Task data START

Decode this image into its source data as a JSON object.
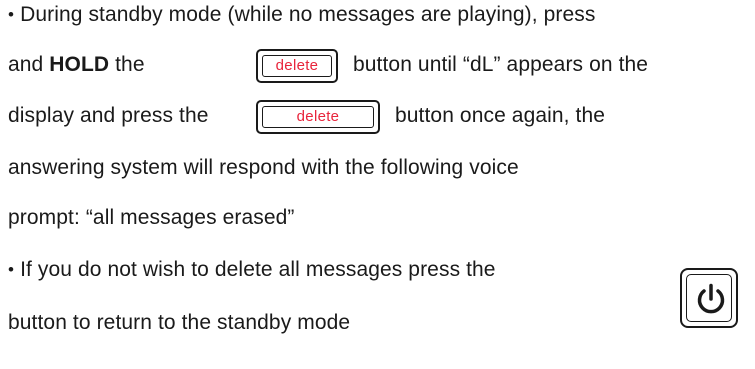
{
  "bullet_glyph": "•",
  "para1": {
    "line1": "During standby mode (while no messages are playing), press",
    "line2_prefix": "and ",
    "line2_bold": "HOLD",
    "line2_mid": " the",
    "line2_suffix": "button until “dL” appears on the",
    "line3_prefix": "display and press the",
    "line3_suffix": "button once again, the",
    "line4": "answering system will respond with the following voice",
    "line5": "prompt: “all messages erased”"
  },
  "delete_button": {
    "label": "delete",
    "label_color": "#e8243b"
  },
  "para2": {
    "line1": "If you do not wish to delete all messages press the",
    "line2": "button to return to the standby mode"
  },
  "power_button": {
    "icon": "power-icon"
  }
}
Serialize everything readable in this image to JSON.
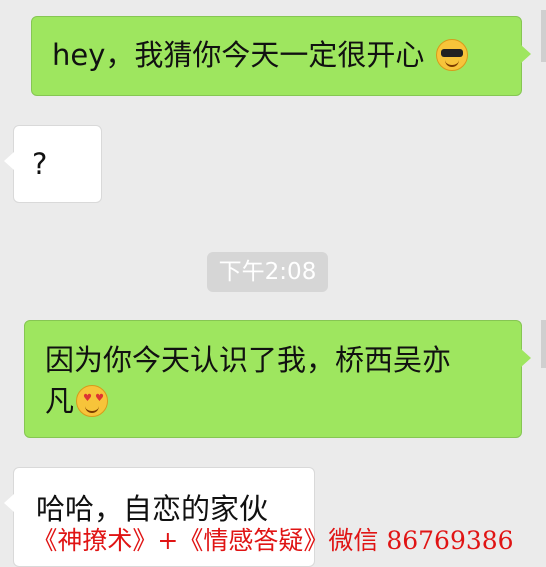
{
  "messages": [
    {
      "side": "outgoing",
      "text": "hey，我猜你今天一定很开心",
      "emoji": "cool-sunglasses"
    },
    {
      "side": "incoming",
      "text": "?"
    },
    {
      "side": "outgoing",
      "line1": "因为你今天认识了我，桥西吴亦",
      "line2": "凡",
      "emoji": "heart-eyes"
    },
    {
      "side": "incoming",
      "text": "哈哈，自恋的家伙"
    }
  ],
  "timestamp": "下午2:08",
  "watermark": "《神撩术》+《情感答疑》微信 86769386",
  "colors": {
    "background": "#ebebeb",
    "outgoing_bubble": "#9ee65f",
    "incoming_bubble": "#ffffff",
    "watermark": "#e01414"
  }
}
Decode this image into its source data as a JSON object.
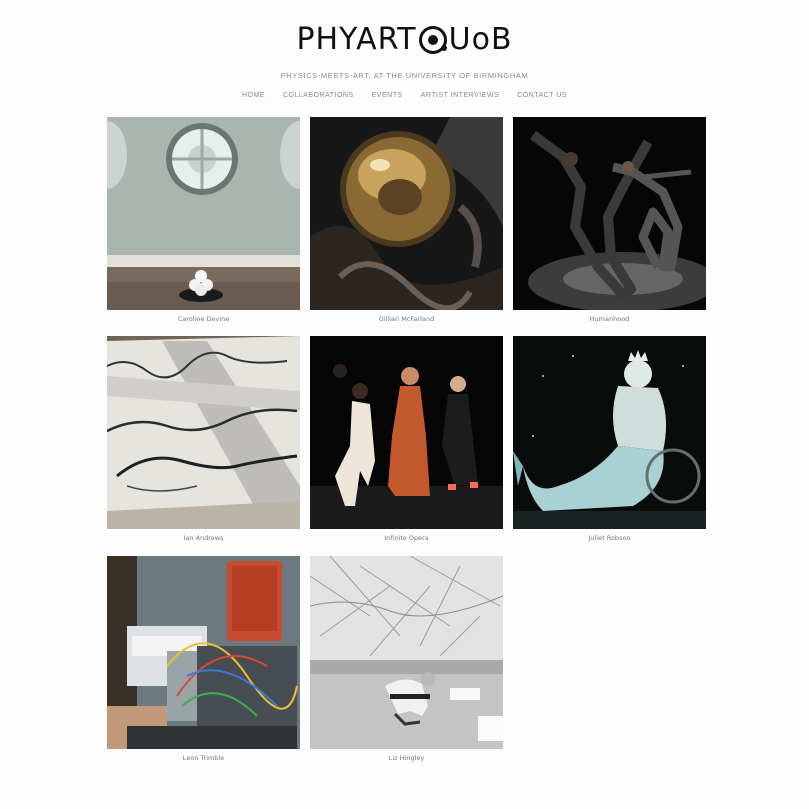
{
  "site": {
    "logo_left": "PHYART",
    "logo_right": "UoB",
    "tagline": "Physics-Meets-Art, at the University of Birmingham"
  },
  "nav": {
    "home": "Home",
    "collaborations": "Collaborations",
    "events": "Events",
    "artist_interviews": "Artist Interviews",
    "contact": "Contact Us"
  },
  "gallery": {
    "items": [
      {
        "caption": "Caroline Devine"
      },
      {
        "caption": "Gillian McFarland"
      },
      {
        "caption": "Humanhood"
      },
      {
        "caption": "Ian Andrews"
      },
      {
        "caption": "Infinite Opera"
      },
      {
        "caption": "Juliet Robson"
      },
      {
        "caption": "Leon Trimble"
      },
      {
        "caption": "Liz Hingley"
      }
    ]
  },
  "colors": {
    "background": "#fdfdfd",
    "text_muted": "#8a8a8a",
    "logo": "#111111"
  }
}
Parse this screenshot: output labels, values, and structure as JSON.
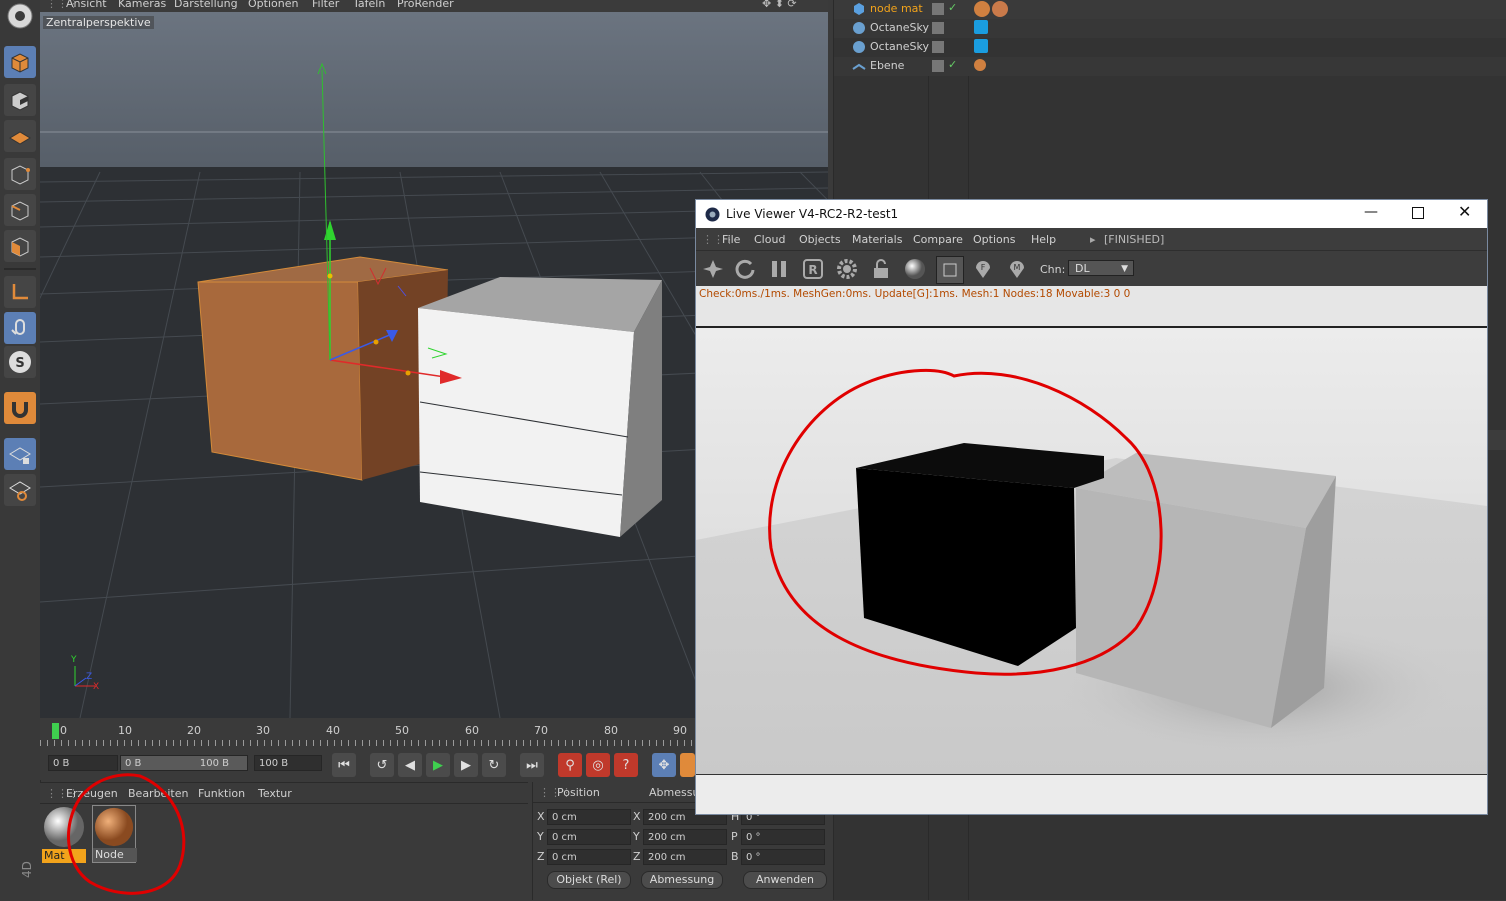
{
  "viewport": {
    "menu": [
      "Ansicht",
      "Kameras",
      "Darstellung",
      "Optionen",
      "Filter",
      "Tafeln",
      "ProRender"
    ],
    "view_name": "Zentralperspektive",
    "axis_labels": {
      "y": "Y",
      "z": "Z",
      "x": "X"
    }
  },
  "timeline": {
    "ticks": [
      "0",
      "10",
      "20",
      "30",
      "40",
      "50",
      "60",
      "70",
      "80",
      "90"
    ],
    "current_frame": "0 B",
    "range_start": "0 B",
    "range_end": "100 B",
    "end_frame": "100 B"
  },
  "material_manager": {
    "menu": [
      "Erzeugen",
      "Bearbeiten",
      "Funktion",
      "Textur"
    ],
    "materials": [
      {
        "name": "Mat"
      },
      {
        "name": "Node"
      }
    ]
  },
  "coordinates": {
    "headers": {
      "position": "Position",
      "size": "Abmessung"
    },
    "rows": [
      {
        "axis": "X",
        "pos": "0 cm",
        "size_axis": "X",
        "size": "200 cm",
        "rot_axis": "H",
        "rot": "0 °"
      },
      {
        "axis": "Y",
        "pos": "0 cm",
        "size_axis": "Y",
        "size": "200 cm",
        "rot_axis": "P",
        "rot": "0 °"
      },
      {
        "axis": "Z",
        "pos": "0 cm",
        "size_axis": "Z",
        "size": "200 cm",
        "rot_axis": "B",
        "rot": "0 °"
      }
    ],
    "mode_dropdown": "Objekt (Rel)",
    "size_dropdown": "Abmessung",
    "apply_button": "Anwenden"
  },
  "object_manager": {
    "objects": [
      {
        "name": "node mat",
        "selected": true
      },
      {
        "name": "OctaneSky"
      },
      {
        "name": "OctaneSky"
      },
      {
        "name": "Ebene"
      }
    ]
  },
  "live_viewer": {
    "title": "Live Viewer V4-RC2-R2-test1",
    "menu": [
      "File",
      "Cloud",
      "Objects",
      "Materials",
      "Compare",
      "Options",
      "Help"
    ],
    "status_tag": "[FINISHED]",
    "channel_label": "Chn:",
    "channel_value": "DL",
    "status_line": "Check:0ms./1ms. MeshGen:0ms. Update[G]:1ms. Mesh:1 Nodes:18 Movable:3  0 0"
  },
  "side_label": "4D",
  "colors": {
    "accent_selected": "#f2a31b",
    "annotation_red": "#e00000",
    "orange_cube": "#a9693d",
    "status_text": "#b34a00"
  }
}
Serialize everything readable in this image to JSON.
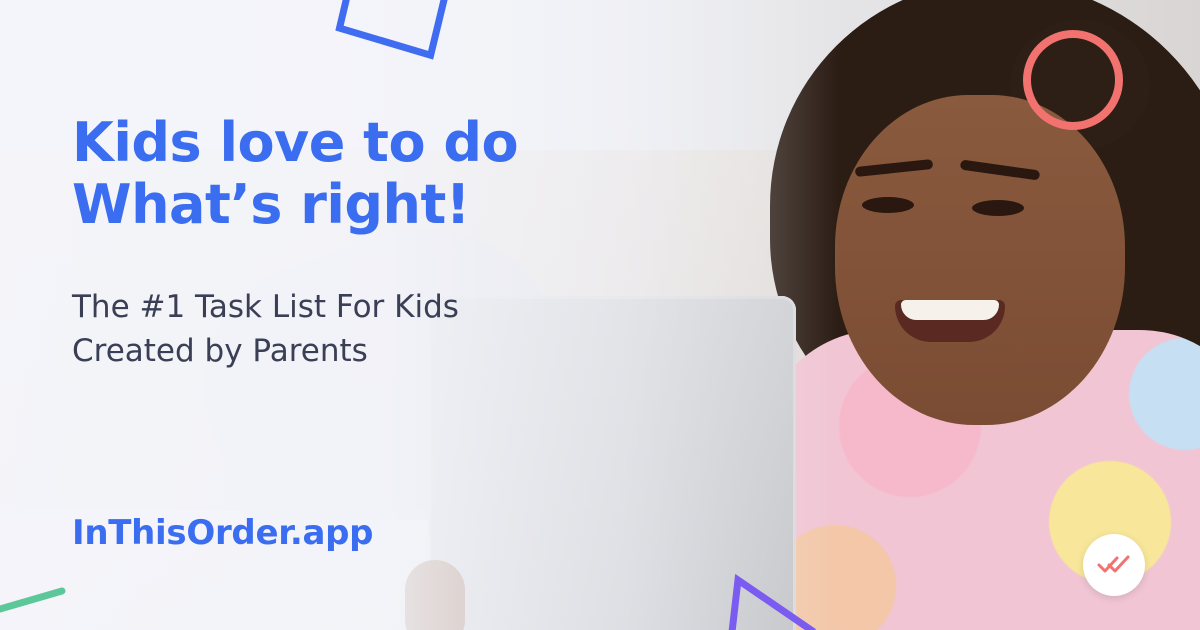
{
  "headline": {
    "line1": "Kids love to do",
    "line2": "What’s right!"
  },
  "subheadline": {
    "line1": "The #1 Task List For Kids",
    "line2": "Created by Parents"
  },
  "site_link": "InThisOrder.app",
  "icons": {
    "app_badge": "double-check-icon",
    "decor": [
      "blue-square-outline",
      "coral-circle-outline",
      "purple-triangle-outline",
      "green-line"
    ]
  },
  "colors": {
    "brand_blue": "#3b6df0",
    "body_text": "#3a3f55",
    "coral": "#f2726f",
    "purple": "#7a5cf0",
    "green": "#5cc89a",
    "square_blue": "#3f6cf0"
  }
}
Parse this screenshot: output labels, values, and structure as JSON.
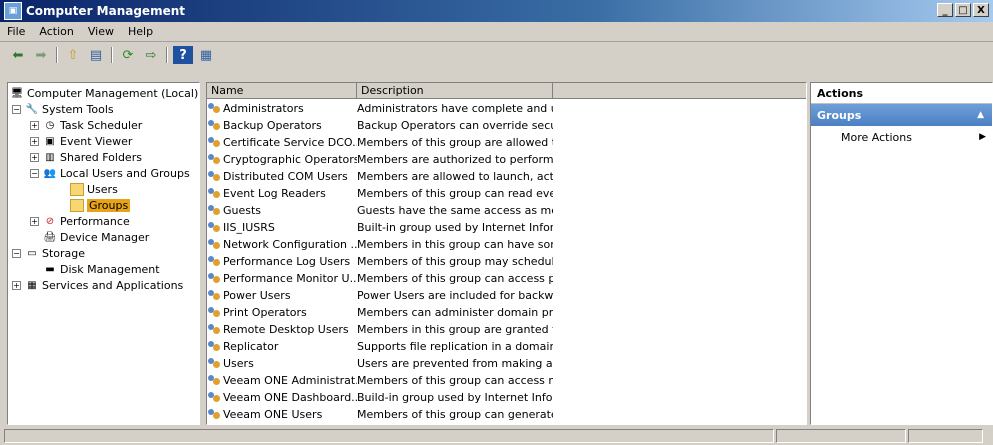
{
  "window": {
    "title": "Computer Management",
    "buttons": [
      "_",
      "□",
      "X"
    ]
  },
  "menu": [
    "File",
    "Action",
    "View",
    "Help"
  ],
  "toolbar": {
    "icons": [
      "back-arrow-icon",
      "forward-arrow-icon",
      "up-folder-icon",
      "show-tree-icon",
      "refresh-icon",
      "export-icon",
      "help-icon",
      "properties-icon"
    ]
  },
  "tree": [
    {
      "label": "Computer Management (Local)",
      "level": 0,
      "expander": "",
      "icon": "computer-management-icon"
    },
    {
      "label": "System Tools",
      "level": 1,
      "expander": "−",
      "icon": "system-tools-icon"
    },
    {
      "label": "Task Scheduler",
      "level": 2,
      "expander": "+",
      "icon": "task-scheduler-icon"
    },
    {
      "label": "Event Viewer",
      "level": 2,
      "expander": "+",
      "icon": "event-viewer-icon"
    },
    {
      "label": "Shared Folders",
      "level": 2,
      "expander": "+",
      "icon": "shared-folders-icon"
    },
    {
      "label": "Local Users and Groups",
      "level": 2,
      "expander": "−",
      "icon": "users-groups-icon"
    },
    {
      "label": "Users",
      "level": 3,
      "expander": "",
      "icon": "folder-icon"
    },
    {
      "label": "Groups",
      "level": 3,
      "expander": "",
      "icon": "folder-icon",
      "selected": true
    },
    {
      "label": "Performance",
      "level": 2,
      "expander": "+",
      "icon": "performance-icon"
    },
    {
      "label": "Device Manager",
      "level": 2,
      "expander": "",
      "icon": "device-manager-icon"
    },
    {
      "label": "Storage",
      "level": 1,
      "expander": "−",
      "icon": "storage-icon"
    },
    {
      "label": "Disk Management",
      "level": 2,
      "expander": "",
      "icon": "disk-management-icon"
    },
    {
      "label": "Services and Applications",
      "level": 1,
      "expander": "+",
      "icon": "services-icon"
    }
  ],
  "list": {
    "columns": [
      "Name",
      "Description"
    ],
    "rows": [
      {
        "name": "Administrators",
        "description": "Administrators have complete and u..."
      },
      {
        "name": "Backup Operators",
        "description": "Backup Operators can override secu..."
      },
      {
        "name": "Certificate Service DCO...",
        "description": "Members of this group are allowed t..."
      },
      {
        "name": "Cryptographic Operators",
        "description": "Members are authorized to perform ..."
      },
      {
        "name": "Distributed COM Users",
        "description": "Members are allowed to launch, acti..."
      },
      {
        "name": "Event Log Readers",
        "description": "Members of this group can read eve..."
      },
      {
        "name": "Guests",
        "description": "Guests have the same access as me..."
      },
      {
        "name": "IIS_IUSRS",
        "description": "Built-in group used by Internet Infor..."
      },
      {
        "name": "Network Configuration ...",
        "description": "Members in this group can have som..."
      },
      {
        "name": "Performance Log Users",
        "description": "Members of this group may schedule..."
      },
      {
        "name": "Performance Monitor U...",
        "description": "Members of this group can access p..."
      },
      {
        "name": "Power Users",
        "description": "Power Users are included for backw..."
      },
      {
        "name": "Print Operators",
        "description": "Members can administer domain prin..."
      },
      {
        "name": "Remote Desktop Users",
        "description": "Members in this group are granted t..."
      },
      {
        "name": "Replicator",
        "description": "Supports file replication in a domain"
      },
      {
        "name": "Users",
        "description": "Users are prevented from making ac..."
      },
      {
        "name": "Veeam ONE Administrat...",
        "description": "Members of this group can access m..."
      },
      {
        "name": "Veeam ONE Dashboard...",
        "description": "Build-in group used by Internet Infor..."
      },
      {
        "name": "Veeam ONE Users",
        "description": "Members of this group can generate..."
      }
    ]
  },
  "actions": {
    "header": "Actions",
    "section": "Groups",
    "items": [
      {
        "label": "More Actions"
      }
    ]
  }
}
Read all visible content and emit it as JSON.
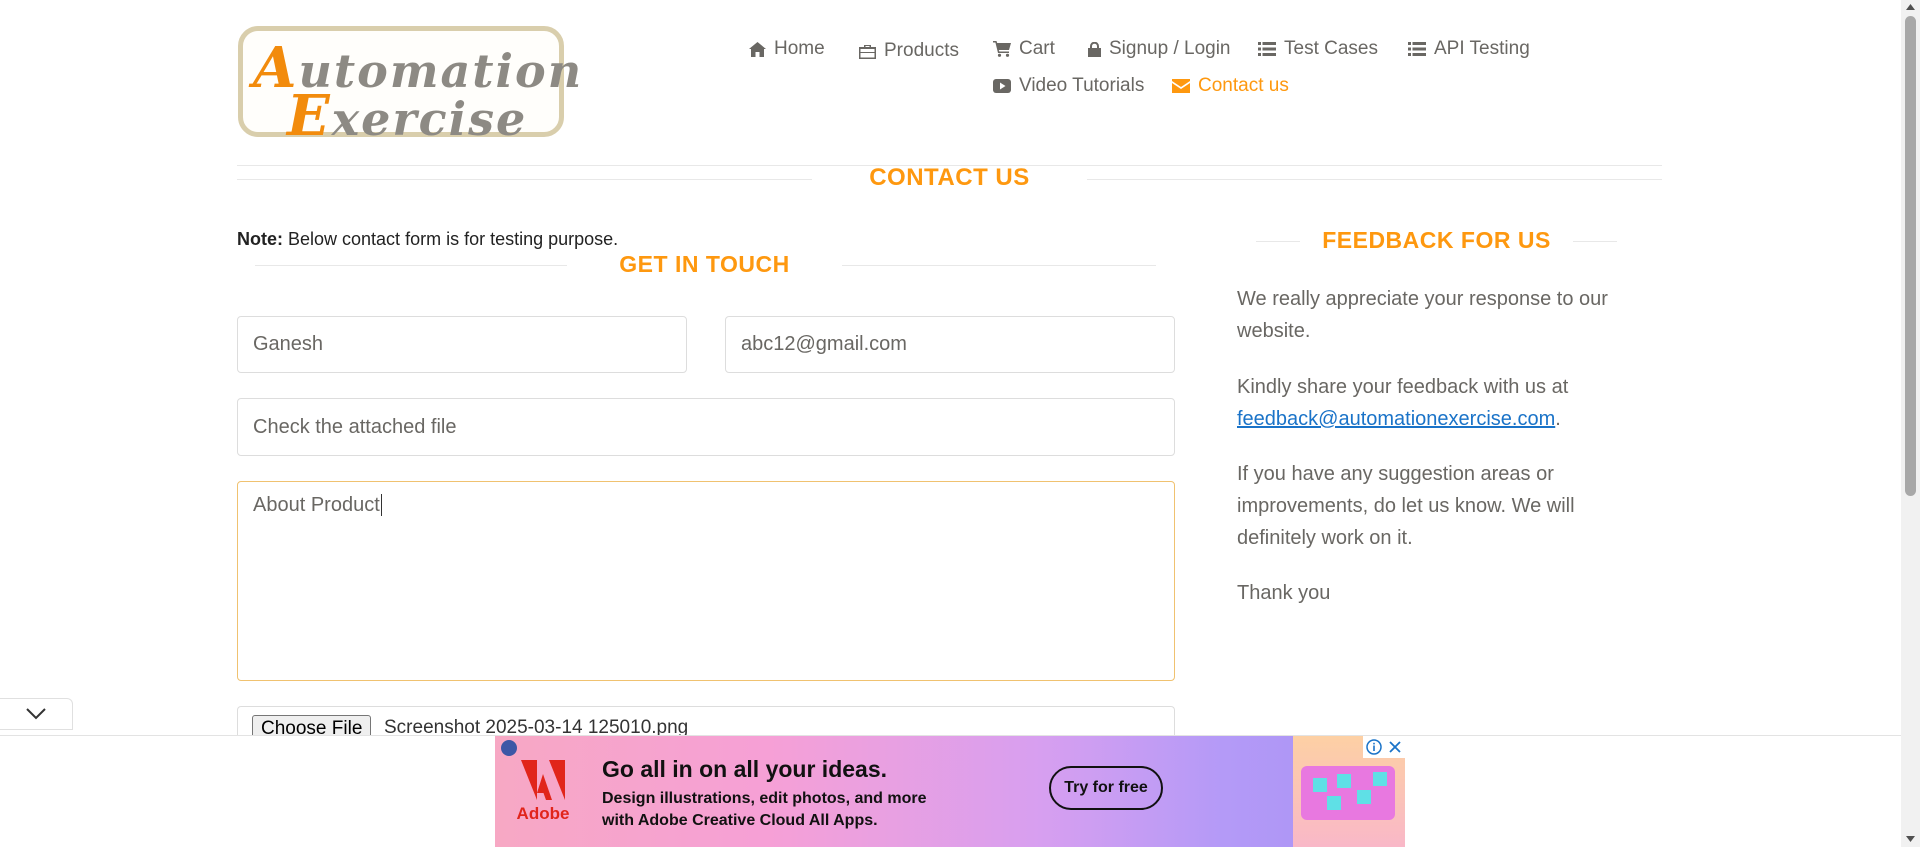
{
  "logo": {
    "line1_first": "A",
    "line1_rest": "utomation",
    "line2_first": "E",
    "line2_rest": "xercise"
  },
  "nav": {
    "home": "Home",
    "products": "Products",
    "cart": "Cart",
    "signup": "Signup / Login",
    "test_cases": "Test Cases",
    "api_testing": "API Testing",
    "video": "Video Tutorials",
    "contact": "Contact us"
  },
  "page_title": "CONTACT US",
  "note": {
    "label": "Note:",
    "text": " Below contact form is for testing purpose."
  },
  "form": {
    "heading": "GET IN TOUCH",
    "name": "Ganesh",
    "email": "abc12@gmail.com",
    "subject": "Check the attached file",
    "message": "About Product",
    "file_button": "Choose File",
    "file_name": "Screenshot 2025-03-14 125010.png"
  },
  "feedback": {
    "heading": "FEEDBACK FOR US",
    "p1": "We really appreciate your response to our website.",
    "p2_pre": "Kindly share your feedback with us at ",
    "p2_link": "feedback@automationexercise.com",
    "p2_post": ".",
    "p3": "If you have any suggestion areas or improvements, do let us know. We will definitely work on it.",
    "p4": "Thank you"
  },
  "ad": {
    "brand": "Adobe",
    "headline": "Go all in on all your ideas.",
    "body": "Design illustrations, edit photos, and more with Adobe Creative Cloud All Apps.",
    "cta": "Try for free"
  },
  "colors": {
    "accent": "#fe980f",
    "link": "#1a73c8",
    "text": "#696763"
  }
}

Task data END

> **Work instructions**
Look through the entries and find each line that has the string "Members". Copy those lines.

> **Output below**
        "description": "Members of this group are allowed t..."
        "description": "Members are authorized to perform ..."
        "description": "Members are allowed to launch, acti..."
        "description": "Members of this group can read eve..."
        "description": "Members in this group can have som..."
        "description": "Members of this group may schedule..."
        "description": "Members of this group can access p..."
        "description": "Members can administer domain prin..."
        "description": "Members in this group are granted t..."
        "description": "Members of this group can access m..."
        "description": "Members of this group can generate..."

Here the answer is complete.